= Task directions =
When you reach the listing, restate it word for word, leaving nothing out.

= The data =
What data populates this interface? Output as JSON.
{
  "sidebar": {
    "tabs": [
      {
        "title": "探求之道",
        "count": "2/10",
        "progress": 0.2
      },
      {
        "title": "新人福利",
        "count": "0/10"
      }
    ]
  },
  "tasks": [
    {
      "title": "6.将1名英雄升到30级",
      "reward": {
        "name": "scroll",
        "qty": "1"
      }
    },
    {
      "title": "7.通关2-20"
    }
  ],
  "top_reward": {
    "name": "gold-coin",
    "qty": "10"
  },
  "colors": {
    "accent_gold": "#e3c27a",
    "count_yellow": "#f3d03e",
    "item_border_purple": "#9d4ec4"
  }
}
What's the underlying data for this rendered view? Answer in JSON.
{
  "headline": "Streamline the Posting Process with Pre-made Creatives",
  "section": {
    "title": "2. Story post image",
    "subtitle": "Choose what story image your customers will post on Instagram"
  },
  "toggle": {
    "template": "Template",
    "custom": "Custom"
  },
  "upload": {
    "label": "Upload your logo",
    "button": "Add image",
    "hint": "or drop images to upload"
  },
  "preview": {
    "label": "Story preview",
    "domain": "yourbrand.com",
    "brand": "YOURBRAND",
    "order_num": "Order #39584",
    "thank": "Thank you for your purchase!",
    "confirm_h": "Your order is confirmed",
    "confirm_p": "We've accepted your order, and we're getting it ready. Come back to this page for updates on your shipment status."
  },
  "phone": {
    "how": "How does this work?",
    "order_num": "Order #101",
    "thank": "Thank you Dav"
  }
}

= Result below =
What data populates this interface? Output as JSON.
{
  "sidebar": {
    "tabs": [
      {
        "title": "探求之道",
        "count": "2/10",
        "progress": 0.2
      },
      {
        "title": "新人福利",
        "count": "0/10"
      }
    ]
  },
  "tasks": [
    {
      "title": "6.将1名英雄升到30级",
      "reward": {
        "name": "scroll",
        "qty": "1"
      }
    },
    {
      "title": "7.通关2-20"
    }
  ],
  "top_reward": {
    "name": "gold-coin",
    "qty": "10"
  },
  "colors": {
    "accent_gold": "#e3c27a",
    "count_yellow": "#f3d03e",
    "item_border_purple": "#9d4ec4"
  }
}
What's the underlying data for this rendered view? Answer in JSON.
{
  "headline": "Streamline the Posting Process with Pre-made Creatives",
  "section": {
    "title": "2. Story post image",
    "subtitle": "Choose what story image your customers will post on Instagram"
  },
  "toggle": {
    "template": "Template",
    "custom": "Custom"
  },
  "upload": {
    "label": "Upload your logo",
    "button": "Add image",
    "hint": "or drop images to upload"
  },
  "preview": {
    "label": "Story preview",
    "domain": "yourbrand.com",
    "brand": "YOURBRAND",
    "order_num": "Order #39584",
    "thank": "Thank you for your purchase!",
    "confirm_h": "Your order is confirmed",
    "confirm_p": "We've accepted your order, and we're getting it ready. Come back to this page for updates on your shipment status."
  },
  "phone": {
    "how": "How does this work?",
    "order_num": "Order #101",
    "thank": "Thank you Dav"
  }
}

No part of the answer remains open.